**Records for processing**
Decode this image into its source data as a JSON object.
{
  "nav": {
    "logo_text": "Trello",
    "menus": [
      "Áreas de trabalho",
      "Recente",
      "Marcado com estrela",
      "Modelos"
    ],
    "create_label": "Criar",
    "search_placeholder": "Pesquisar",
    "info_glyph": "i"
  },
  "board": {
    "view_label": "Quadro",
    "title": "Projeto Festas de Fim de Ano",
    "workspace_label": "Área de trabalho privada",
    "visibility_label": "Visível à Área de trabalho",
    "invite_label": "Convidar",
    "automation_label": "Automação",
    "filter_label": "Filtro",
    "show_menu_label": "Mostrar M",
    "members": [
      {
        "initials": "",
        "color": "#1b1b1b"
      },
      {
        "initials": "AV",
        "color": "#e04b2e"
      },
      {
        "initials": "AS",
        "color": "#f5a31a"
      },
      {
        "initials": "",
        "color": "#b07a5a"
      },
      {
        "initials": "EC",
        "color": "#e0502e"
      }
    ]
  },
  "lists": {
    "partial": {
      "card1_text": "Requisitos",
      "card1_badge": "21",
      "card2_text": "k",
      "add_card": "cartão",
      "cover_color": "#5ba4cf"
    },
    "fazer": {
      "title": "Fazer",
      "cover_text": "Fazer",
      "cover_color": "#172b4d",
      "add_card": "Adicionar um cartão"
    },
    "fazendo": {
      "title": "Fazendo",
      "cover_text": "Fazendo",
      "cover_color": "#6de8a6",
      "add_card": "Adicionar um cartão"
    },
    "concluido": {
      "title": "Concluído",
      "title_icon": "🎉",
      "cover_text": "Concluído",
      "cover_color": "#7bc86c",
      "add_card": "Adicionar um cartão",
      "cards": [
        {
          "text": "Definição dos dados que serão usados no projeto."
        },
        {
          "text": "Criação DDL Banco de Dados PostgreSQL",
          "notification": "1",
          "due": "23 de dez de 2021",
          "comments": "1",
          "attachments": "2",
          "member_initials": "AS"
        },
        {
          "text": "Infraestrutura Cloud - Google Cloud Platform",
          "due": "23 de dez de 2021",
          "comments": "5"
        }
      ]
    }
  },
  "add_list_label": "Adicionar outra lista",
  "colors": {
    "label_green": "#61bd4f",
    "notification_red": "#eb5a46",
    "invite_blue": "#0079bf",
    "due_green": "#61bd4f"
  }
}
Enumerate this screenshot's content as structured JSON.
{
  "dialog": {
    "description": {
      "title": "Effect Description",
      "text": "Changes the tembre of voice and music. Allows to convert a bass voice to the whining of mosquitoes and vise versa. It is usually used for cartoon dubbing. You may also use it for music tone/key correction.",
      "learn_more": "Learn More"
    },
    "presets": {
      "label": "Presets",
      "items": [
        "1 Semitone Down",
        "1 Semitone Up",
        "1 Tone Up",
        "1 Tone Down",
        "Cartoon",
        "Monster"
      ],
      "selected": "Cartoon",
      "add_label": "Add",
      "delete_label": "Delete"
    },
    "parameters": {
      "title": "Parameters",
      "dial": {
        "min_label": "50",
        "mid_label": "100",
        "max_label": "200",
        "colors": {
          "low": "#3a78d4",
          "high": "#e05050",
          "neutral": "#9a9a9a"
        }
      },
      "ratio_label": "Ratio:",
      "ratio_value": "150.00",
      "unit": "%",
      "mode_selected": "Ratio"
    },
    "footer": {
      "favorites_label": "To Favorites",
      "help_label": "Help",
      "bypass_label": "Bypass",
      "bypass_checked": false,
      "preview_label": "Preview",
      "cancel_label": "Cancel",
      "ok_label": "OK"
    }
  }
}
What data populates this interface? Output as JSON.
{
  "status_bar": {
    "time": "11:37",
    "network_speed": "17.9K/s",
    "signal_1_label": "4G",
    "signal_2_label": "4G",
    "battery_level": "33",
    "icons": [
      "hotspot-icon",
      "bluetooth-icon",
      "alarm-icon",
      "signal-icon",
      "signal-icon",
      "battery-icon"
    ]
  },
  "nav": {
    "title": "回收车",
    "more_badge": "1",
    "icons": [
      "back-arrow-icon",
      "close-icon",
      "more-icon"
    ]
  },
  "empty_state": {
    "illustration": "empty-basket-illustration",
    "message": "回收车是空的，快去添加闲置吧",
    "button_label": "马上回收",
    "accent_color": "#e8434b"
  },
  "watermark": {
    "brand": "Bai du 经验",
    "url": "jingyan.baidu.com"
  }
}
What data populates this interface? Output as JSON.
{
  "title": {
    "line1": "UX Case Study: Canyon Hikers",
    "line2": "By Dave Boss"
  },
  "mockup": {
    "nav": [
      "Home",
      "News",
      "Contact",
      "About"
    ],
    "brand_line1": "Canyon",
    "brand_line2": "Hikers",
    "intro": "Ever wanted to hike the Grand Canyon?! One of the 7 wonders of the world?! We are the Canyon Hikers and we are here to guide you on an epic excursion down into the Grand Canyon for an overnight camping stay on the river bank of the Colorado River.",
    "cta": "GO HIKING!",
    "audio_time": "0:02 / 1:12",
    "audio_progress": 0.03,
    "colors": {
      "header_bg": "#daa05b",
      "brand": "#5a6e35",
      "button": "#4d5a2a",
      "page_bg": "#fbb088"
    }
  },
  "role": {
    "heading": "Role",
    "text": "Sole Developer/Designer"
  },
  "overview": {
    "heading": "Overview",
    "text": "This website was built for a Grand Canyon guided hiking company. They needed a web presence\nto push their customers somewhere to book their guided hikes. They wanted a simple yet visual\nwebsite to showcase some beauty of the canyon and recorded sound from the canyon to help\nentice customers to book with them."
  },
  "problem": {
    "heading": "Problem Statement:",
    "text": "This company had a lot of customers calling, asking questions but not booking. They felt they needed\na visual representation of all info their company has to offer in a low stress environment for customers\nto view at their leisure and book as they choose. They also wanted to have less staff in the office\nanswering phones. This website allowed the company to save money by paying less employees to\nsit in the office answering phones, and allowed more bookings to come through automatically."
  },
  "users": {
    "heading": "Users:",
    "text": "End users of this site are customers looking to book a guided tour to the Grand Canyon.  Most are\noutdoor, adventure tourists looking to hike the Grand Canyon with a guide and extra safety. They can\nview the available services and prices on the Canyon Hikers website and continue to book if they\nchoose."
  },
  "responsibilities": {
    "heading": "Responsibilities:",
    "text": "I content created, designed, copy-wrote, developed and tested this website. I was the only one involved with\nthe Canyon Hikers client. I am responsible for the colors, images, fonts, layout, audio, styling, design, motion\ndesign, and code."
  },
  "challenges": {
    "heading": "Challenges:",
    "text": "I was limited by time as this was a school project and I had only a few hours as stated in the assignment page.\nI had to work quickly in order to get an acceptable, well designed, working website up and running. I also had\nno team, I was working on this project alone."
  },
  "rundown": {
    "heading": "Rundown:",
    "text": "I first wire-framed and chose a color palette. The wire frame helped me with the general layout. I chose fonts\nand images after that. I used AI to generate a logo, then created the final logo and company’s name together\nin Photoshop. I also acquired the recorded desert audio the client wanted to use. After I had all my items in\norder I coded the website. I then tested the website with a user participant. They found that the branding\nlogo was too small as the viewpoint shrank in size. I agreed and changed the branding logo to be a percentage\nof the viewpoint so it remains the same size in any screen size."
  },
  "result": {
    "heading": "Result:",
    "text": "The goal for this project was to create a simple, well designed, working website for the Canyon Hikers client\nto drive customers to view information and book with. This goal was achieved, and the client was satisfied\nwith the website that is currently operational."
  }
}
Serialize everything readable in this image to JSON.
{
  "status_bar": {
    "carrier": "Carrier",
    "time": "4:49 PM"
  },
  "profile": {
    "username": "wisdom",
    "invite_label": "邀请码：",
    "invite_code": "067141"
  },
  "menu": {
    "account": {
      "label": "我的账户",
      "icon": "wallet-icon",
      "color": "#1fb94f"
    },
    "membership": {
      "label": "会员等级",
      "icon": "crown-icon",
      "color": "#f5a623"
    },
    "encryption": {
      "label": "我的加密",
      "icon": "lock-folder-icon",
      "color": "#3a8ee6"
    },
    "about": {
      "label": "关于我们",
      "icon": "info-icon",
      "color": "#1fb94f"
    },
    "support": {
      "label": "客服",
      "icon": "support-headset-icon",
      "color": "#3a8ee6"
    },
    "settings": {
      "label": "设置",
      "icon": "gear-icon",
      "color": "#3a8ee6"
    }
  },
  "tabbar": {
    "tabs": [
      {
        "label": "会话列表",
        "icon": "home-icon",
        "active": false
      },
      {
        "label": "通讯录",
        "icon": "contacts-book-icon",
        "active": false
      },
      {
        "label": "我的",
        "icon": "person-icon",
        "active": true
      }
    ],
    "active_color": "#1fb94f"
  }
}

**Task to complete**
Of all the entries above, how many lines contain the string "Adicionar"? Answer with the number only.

**Your response**
4